Given records: Begin

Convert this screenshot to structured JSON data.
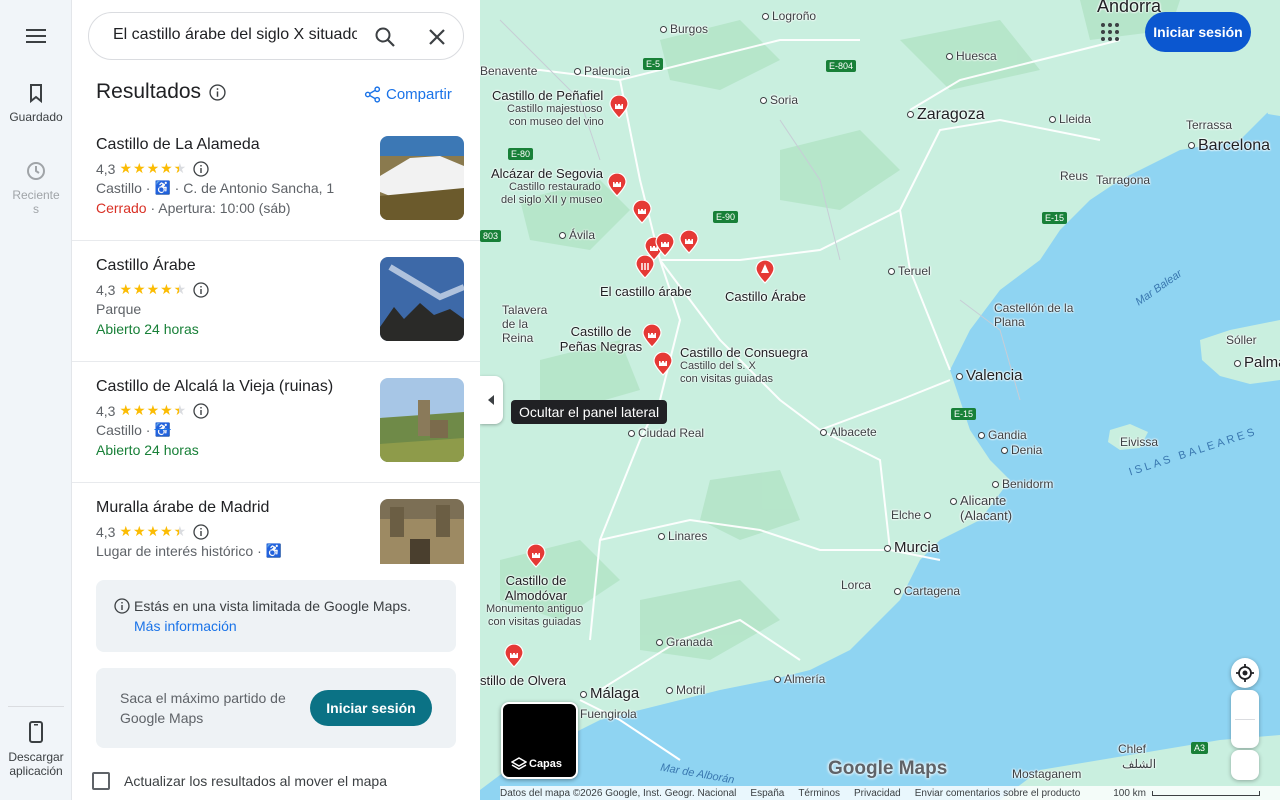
{
  "rail": {
    "saved_label": "Guardado",
    "recent_label_1": "Reciente",
    "recent_label_2": "s",
    "download_label_1": "Descargar",
    "download_label_2": "aplicación"
  },
  "search": {
    "value": "El castillo árabe del siglo X situado en"
  },
  "panel": {
    "results_title": "Resultados",
    "share_label": "Compartir"
  },
  "results": [
    {
      "name": "Castillo de La Alameda",
      "rating": "4,3",
      "stars": 4.3,
      "category": "Castillo",
      "address": "C. de Antonio Sancha, 1",
      "status": "Cerrado",
      "status_extra": "· Apertura: 10:00 (sáb)",
      "status_type": "closed"
    },
    {
      "name": "Castillo Árabe",
      "rating": "4,3",
      "stars": 4.3,
      "category": "Parque",
      "address": "",
      "status": "Abierto 24 horas",
      "status_extra": "",
      "status_type": "open"
    },
    {
      "name": "Castillo de Alcalá la Vieja (ruinas)",
      "rating": "4,3",
      "stars": 4.3,
      "category": "Castillo",
      "address": "",
      "status": "Abierto 24 horas",
      "status_extra": "",
      "status_type": "open"
    },
    {
      "name": "Muralla árabe de Madrid",
      "rating": "4,3",
      "stars": 4.3,
      "category": "Lugar de interés histórico",
      "address": "",
      "status": "",
      "status_extra": "",
      "status_type": ""
    }
  ],
  "limited": {
    "text": "Estás en una vista limitada de Google Maps.",
    "link": "Más información"
  },
  "promo": {
    "text": "Saca el máximo partido de Google Maps",
    "button": "Iniciar sesión"
  },
  "update_checkbox": "Actualizar los resultados al mover el mapa",
  "map": {
    "signin_label": "Iniciar sesión",
    "tooltip": "Ocultar el panel lateral",
    "layers_label": "Capas",
    "logo": "Google Maps",
    "footer": [
      "Datos del mapa ©2026 Google, Inst. Geogr. Nacional",
      "España",
      "Términos",
      "Privacidad",
      "Enviar comentarios sobre el producto"
    ],
    "scale": "100 km",
    "cities": [
      {
        "name": "Andorra",
        "big": true
      },
      {
        "name": "Burgos"
      },
      {
        "name": "Logroño"
      },
      {
        "name": "Benavente"
      },
      {
        "name": "Palencia"
      },
      {
        "name": "Huesca"
      },
      {
        "name": "Soria"
      },
      {
        "name": "Zaragoza",
        "big": true
      },
      {
        "name": "Lleida"
      },
      {
        "name": "Terrassa"
      },
      {
        "name": "Barcelona",
        "big": true
      },
      {
        "name": "Reus"
      },
      {
        "name": "Tarragona"
      },
      {
        "name": "Ávila"
      },
      {
        "name": "Teruel"
      },
      {
        "name": "Talavera de la Reina"
      },
      {
        "name": "Castellón de la Plana"
      },
      {
        "name": "Valencia",
        "big": true
      },
      {
        "name": "Ciudad Real"
      },
      {
        "name": "Albacete"
      },
      {
        "name": "Gandia"
      },
      {
        "name": "Denia"
      },
      {
        "name": "Eivissa"
      },
      {
        "name": "Sóller"
      },
      {
        "name": "Palma",
        "big": true
      },
      {
        "name": "Benidorm"
      },
      {
        "name": "Alicante (Alacant)"
      },
      {
        "name": "Elche"
      },
      {
        "name": "Murcia",
        "big": true
      },
      {
        "name": "Linares"
      },
      {
        "name": "Lorca"
      },
      {
        "name": "Cartagena"
      },
      {
        "name": "Granada"
      },
      {
        "name": "Málaga",
        "big": true
      },
      {
        "name": "Motril"
      },
      {
        "name": "Almería"
      },
      {
        "name": "Fuengirola"
      },
      {
        "name": "Chlef"
      },
      {
        "name": "الشلف"
      },
      {
        "name": "Mostaganem"
      }
    ],
    "seas": [
      "Mar Balear",
      "ISLAS BALEARES",
      "Mar de Alborán"
    ],
    "pois": [
      {
        "title": "Castillo de Peñafiel",
        "sub": [
          "Castillo majestuoso",
          "con museo del vino"
        ]
      },
      {
        "title": "Alcázar de Segovia",
        "sub": [
          "Castillo restaurado",
          "del siglo XII y museo"
        ]
      },
      {
        "title": "El castillo árabe",
        "sub": []
      },
      {
        "title": "Castillo Árabe",
        "sub": []
      },
      {
        "title": "Castillo de Peñas Negras",
        "sub": []
      },
      {
        "title": "Castillo de Consuegra",
        "sub": [
          "Castillo del s. X",
          "con visitas guiadas"
        ]
      },
      {
        "title": "Castillo de Almodóvar",
        "sub": [
          "Monumento antiguo",
          "con visitas guiadas"
        ]
      },
      {
        "title": "stillo de Olvera",
        "sub": []
      }
    ],
    "roads": [
      "E-5",
      "E-804",
      "E-80",
      "E-90",
      "E-15",
      "E-15",
      "A3",
      "803"
    ]
  },
  "colors": {
    "land": "#c9efdf",
    "land_dark": "#b4e4c8",
    "water": "#8fd4f2",
    "pin": "#e53935",
    "accent": "#0b57d0"
  }
}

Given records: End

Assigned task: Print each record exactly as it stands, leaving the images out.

Result:
Convert this screenshot to structured JSON data.
{
  "rail": {
    "saved_label": "Guardado",
    "recent_label_1": "Reciente",
    "recent_label_2": "s",
    "download_label_1": "Descargar",
    "download_label_2": "aplicación"
  },
  "search": {
    "value": "El castillo árabe del siglo X situado en"
  },
  "panel": {
    "results_title": "Resultados",
    "share_label": "Compartir"
  },
  "results": [
    {
      "name": "Castillo de La Alameda",
      "rating": "4,3",
      "stars": 4.3,
      "category": "Castillo",
      "address": "C. de Antonio Sancha, 1",
      "status": "Cerrado",
      "status_extra": "· Apertura: 10:00 (sáb)",
      "status_type": "closed"
    },
    {
      "name": "Castillo Árabe",
      "rating": "4,3",
      "stars": 4.3,
      "category": "Parque",
      "address": "",
      "status": "Abierto 24 horas",
      "status_extra": "",
      "status_type": "open"
    },
    {
      "name": "Castillo de Alcalá la Vieja (ruinas)",
      "rating": "4,3",
      "stars": 4.3,
      "category": "Castillo",
      "address": "",
      "status": "Abierto 24 horas",
      "status_extra": "",
      "status_type": "open"
    },
    {
      "name": "Muralla árabe de Madrid",
      "rating": "4,3",
      "stars": 4.3,
      "category": "Lugar de interés histórico",
      "address": "",
      "status": "",
      "status_extra": "",
      "status_type": ""
    }
  ],
  "limited": {
    "text": "Estás en una vista limitada de Google Maps.",
    "link": "Más información"
  },
  "promo": {
    "text": "Saca el máximo partido de Google Maps",
    "button": "Iniciar sesión"
  },
  "update_checkbox": "Actualizar los resultados al mover el mapa",
  "map": {
    "signin_label": "Iniciar sesión",
    "tooltip": "Ocultar el panel lateral",
    "layers_label": "Capas",
    "logo": "Google Maps",
    "footer": [
      "Datos del mapa ©2026 Google, Inst. Geogr. Nacional",
      "España",
      "Términos",
      "Privacidad",
      "Enviar comentarios sobre el producto"
    ],
    "scale": "100 km",
    "cities": [
      {
        "name": "Andorra",
        "big": true
      },
      {
        "name": "Burgos"
      },
      {
        "name": "Logroño"
      },
      {
        "name": "Benavente"
      },
      {
        "name": "Palencia"
      },
      {
        "name": "Huesca"
      },
      {
        "name": "Soria"
      },
      {
        "name": "Zaragoza",
        "big": true
      },
      {
        "name": "Lleida"
      },
      {
        "name": "Terrassa"
      },
      {
        "name": "Barcelona",
        "big": true
      },
      {
        "name": "Reus"
      },
      {
        "name": "Tarragona"
      },
      {
        "name": "Ávila"
      },
      {
        "name": "Teruel"
      },
      {
        "name": "Talavera de la Reina"
      },
      {
        "name": "Castellón de la Plana"
      },
      {
        "name": "Valencia",
        "big": true
      },
      {
        "name": "Ciudad Real"
      },
      {
        "name": "Albacete"
      },
      {
        "name": "Gandia"
      },
      {
        "name": "Denia"
      },
      {
        "name": "Eivissa"
      },
      {
        "name": "Sóller"
      },
      {
        "name": "Palma",
        "big": true
      },
      {
        "name": "Benidorm"
      },
      {
        "name": "Alicante (Alacant)"
      },
      {
        "name": "Elche"
      },
      {
        "name": "Murcia",
        "big": true
      },
      {
        "name": "Linares"
      },
      {
        "name": "Lorca"
      },
      {
        "name": "Cartagena"
      },
      {
        "name": "Granada"
      },
      {
        "name": "Málaga",
        "big": true
      },
      {
        "name": "Motril"
      },
      {
        "name": "Almería"
      },
      {
        "name": "Fuengirola"
      },
      {
        "name": "Chlef"
      },
      {
        "name": "الشلف"
      },
      {
        "name": "Mostaganem"
      }
    ],
    "seas": [
      "Mar Balear",
      "ISLAS BALEARES",
      "Mar de Alborán"
    ],
    "pois": [
      {
        "title": "Castillo de Peñafiel",
        "sub": [
          "Castillo majestuoso",
          "con museo del vino"
        ]
      },
      {
        "title": "Alcázar de Segovia",
        "sub": [
          "Castillo restaurado",
          "del siglo XII y museo"
        ]
      },
      {
        "title": "El castillo árabe",
        "sub": []
      },
      {
        "title": "Castillo Árabe",
        "sub": []
      },
      {
        "title": "Castillo de Peñas Negras",
        "sub": []
      },
      {
        "title": "Castillo de Consuegra",
        "sub": [
          "Castillo del s. X",
          "con visitas guiadas"
        ]
      },
      {
        "title": "Castillo de Almodóvar",
        "sub": [
          "Monumento antiguo",
          "con visitas guiadas"
        ]
      },
      {
        "title": "stillo de Olvera",
        "sub": []
      }
    ],
    "roads": [
      "E-5",
      "E-804",
      "E-80",
      "E-90",
      "E-15",
      "E-15",
      "A3",
      "803"
    ]
  },
  "colors": {
    "land": "#c9efdf",
    "land_dark": "#b4e4c8",
    "water": "#8fd4f2",
    "pin": "#e53935",
    "accent": "#0b57d0"
  }
}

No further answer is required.